Fantasy is a normal function of our mind.
Do you feel better now?
It’s no secret that everyone’s brain is working overtime these days. Even before covid hit last year, we were all exhausted. And now, we have taken exhaustion to a whole new level.
The stuff you are responsible for now include some of the following:
- Helping your school-age children navigate school online
- Adapting to living with college-age children again after they were away at school
- Performing your own work remotely
- Caring for aging relatives either in your home or elsewhere
- Managing life apart from friends and loved ones
Humans are pretty good at adapting to all sorts of things. Notice I didn’t say that we like adapting to them though. Especially in the beginning of all this, many people reported that they were experiencing more vivid dreams. Some of the dreams made even less sense than usual.
It is another piece of the mysterious human brain that’s fascinating. That this weird looking organ inside our skull can affect us so much is mind-blowing.
Dreams typically happen while we are sleeping and we have little control over them. There’s a whole complicated world of how dreams operate in the unconscious mind. And they can be rich to discuss because our unconscious works out stuff while we are in a sleep state.
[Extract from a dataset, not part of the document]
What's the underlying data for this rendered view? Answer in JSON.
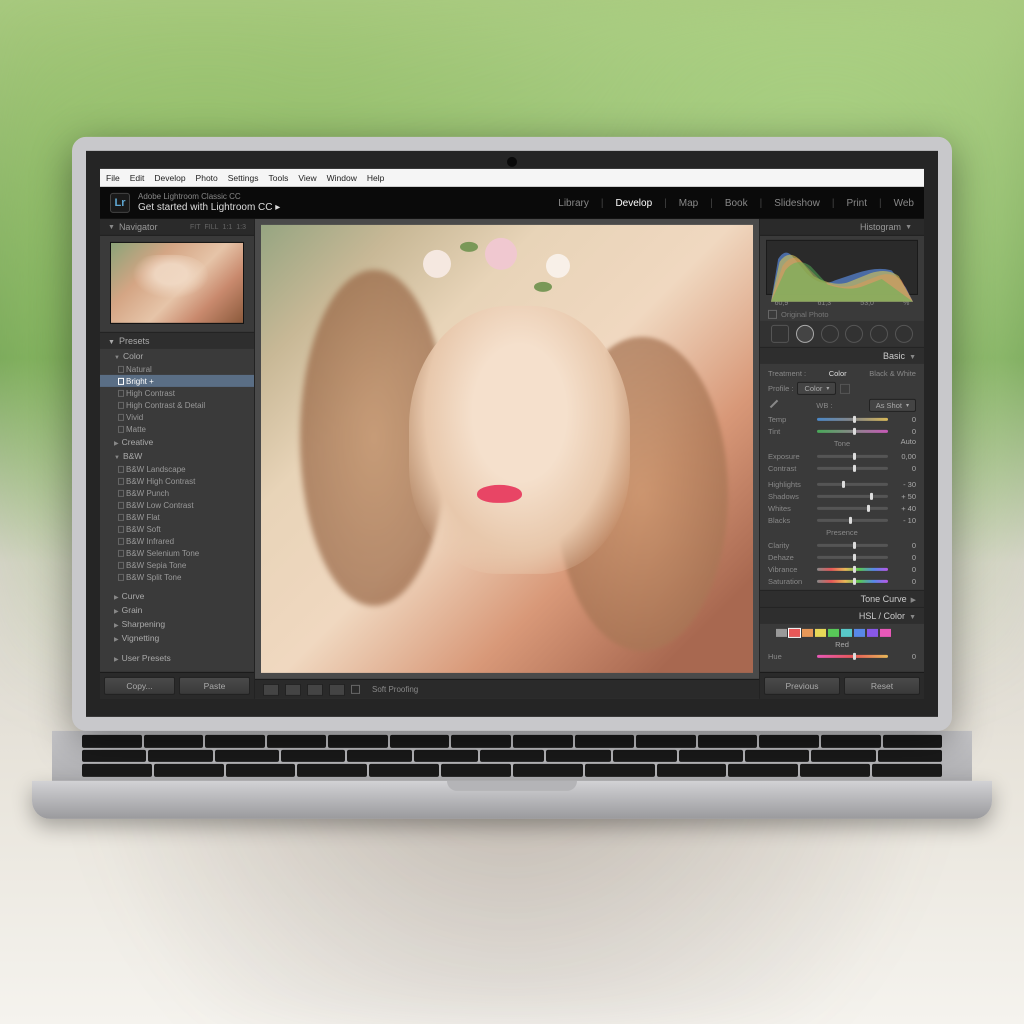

Fantasies are somewhat related, but they happen while we are awake. And depending on how we respond, we have some control over how a fantasy plays out.
The idea of “fantasy” also has a sexual connotation, but all fantasies are not sexual. The types of theories a therapist subscribes to (also known as our theoretical orientation) influence the nuances of our definition of fantasy. For our purposes, I’m going to be loose with how I discuss it here. Basically, I’m saying that anything in our imagination can be considered fantasy.
I think there could be a distinction between one’s thoughts simply wandering aimlessly – remembering an event, like a vacation or time spent with a friend – and a fantasy that plays out like a story that you are building on as you go.
Both of these types of fantasy can feel uncomfortable or maybe unpleasant. But they can also feel satisfying and fun.
Like the sort of fantasy you have about ditching work, hopping in the car, and taking a day trip somewhere. That seems pretty pleasant. I’m going to also acknowledge that some of the frightening thoughts we have can also fall into the fantasy department. I’m equating any imaginary thoughts as fantasy.
It is my experience that many people are uncomfortable about both types of fantasy – the scary ones and the joyful ones. Sometimes we put so much emphasis on what’s happening in our mind, even if some of the thoughts are outside of our control. Clients often report that they desperately want these things to stop. We often fear that we are going to cause these things to come true.
I can completely understand these fears. I have a fantasy life just like you do. And yes, some of the things that happen upstairs in my brain can be terrifying. Whether it’s imagining a horrific accident or a natural disaster. Where it gets concerning and serious is the point when these intrusions prevent you from being present and productive in your life. The fantasies discussed here are more innocuous.
Both the unpleasant and the satisfying fantasies are full of amazing content for analysis.
Because an area of interest for me is the subject of infidelity, let’s consider a fantasy you might have of being with someone other than your spouse or partner. Even the mere thought of thinking about being with someone else might cause you some distress. But think about what might play out if you did engage in this type of relationship. Who is the other person? Where did you go and what did you do?
Please don’t misunderstand where I’m going here. I’m not condoning stepping out of your relationship or minimizing situations where people do. The reason I had to qualify my motives here is that I know it makes people uncomfortable to let one’s mind wander in this way. If this came up in the course of conversation in a session, I might acknowledge that you seem upset by the fantasies and help you to explore why that might be. Our conversation might lead to discussing the state of your current relationship and how this fantasy parallels or differs from your relationship.
Perhaps you’re feeling that your relationship has grown stale and fantasizing helps you explore the possibility of expanding your horizons within the context of your relationship. Could it be possible that you’re frustrated that you have had trouble finding alone time due to that pandemic? Or are there conflicts you’re experiencing that cause you to wonder if your relationship will last?
In my work with clients, we almost always explore the fantasies of where your mind wanders. It can feel frightening at times. But just because you think something does not necessarily make it real. Chances are, you’ve probably thought about leaving a relationship long before you verbalized it. Exploring your inner fantasy life can acquaint you more deeply with your true sense of intuition and help you align more closely with what you value in life.
Fantasies can help us think more deeply about our relationships with our partners, children, and friends and family. Tuning in to why you might be having fantasies about ditching your job, for example, could help you explore where your career might not be meeting your needs. Our inner life has so much to do with how we live our lives and how we can find more depth and connection.
Therapy can help us explore the inner parts of our mind and determine whether we are living life in the way we want to be. By approaching our fantasies with curiosity instead of judgment, we might consider new possibilities for our life. If you have questions about how therapy can help you, I can be reached at firstname.lastname@example.org.